== EXERCISE DESCRIPTION ==
Could you reproduce all of these records exactly?
INFORMATION GIVEN section start
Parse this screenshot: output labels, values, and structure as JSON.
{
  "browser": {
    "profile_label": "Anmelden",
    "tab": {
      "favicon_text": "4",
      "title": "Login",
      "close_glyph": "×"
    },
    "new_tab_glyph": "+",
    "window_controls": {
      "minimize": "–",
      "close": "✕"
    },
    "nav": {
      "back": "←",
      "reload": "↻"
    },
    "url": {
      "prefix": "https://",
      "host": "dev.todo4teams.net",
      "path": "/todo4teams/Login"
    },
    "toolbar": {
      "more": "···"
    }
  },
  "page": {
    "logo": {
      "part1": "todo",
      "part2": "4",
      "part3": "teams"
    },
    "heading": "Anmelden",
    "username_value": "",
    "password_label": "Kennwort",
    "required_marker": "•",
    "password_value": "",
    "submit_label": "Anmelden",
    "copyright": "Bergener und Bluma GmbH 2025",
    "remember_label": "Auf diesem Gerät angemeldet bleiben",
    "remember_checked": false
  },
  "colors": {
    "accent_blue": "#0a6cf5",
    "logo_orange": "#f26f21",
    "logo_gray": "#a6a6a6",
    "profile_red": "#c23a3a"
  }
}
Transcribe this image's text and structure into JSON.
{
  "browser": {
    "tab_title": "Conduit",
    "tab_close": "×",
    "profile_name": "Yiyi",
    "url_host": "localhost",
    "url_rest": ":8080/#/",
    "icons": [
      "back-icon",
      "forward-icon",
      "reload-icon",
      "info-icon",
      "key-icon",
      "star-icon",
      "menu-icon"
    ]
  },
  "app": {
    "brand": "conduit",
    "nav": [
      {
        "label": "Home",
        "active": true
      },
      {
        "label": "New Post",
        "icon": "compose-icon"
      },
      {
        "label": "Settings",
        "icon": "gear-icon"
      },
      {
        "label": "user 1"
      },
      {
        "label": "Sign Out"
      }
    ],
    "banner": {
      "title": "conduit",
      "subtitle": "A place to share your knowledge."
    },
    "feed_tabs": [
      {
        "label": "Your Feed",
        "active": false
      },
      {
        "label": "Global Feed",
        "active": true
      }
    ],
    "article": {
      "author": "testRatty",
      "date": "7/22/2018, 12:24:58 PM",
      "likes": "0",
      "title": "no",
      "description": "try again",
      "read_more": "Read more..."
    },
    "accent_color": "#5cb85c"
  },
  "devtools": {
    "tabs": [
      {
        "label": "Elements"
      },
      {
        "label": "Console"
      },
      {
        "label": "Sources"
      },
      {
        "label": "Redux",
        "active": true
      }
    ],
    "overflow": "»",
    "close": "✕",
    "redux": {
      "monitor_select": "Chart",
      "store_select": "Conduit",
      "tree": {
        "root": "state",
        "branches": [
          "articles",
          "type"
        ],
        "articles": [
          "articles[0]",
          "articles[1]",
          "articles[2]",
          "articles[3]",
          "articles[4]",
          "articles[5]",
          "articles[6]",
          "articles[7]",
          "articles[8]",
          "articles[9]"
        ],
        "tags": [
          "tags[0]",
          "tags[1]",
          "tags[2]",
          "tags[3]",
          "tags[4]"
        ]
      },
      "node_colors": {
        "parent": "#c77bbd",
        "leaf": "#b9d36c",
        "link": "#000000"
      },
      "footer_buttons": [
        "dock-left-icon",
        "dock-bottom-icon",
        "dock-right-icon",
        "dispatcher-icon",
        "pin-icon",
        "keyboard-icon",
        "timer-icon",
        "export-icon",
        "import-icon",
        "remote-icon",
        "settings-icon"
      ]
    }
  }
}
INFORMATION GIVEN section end
== RESPONSE AREA ==
Parse this screenshot: output labels, values, and structure as JSON.
{
  "browser": {
    "profile_label": "Anmelden",
    "tab": {
      "favicon_text": "4",
      "title": "Login",
      "close_glyph": "×"
    },
    "new_tab_glyph": "+",
    "window_controls": {
      "minimize": "–",
      "close": "✕"
    },
    "nav": {
      "back": "←",
      "reload": "↻"
    },
    "url": {
      "prefix": "https://",
      "host": "dev.todo4teams.net",
      "path": "/todo4teams/Login"
    },
    "toolbar": {
      "more": "···"
    }
  },
  "page": {
    "logo": {
      "part1": "todo",
      "part2": "4",
      "part3": "teams"
    },
    "heading": "Anmelden",
    "username_value": "",
    "password_label": "Kennwort",
    "required_marker": "•",
    "password_value": "",
    "submit_label": "Anmelden",
    "copyright": "Bergener und Bluma GmbH 2025",
    "remember_label": "Auf diesem Gerät angemeldet bleiben",
    "remember_checked": false
  },
  "colors": {
    "accent_blue": "#0a6cf5",
    "logo_orange": "#f26f21",
    "logo_gray": "#a6a6a6",
    "profile_red": "#c23a3a"
  }
}
Transcribe this image's text and structure into JSON.
{
  "browser": {
    "tab_title": "Conduit",
    "tab_close": "×",
    "profile_name": "Yiyi",
    "url_host": "localhost",
    "url_rest": ":8080/#/",
    "icons": [
      "back-icon",
      "forward-icon",
      "reload-icon",
      "info-icon",
      "key-icon",
      "star-icon",
      "menu-icon"
    ]
  },
  "app": {
    "brand": "conduit",
    "nav": [
      {
        "label": "Home",
        "active": true
      },
      {
        "label": "New Post",
        "icon": "compose-icon"
      },
      {
        "label": "Settings",
        "icon": "gear-icon"
      },
      {
        "label": "user 1"
      },
      {
        "label": "Sign Out"
      }
    ],
    "banner": {
      "title": "conduit",
      "subtitle": "A place to share your knowledge."
    },
    "feed_tabs": [
      {
        "label": "Your Feed",
        "active": false
      },
      {
        "label": "Global Feed",
        "active": true
      }
    ],
    "article": {
      "author": "testRatty",
      "date": "7/22/2018, 12:24:58 PM",
      "likes": "0",
      "title": "no",
      "description": "try again",
      "read_more": "Read more..."
    },
    "accent_color": "#5cb85c"
  },
  "devtools": {
    "tabs": [
      {
        "label": "Elements"
      },
      {
        "label": "Console"
      },
      {
        "label": "Sources"
      },
      {
        "label": "Redux",
        "active": true
      }
    ],
    "overflow": "»",
    "close": "✕",
    "redux": {
      "monitor_select": "Chart",
      "store_select": "Conduit",
      "tree": {
        "root": "state",
        "branches": [
          "articles",
          "type"
        ],
        "articles": [
          "articles[0]",
          "articles[1]",
          "articles[2]",
          "articles[3]",
          "articles[4]",
          "articles[5]",
          "articles[6]",
          "articles[7]",
          "articles[8]",
          "articles[9]"
        ],
        "tags": [
          "tags[0]",
          "tags[1]",
          "tags[2]",
          "tags[3]",
          "tags[4]"
        ]
      },
      "node_colors": {
        "parent": "#c77bbd",
        "leaf": "#b9d36c",
        "link": "#000000"
      },
      "footer_buttons": [
        "dock-left-icon",
        "dock-bottom-icon",
        "dock-right-icon",
        "dispatcher-icon",
        "pin-icon",
        "keyboard-icon",
        "timer-icon",
        "export-icon",
        "import-icon",
        "remote-icon",
        "settings-icon"
      ]
    }
  }
}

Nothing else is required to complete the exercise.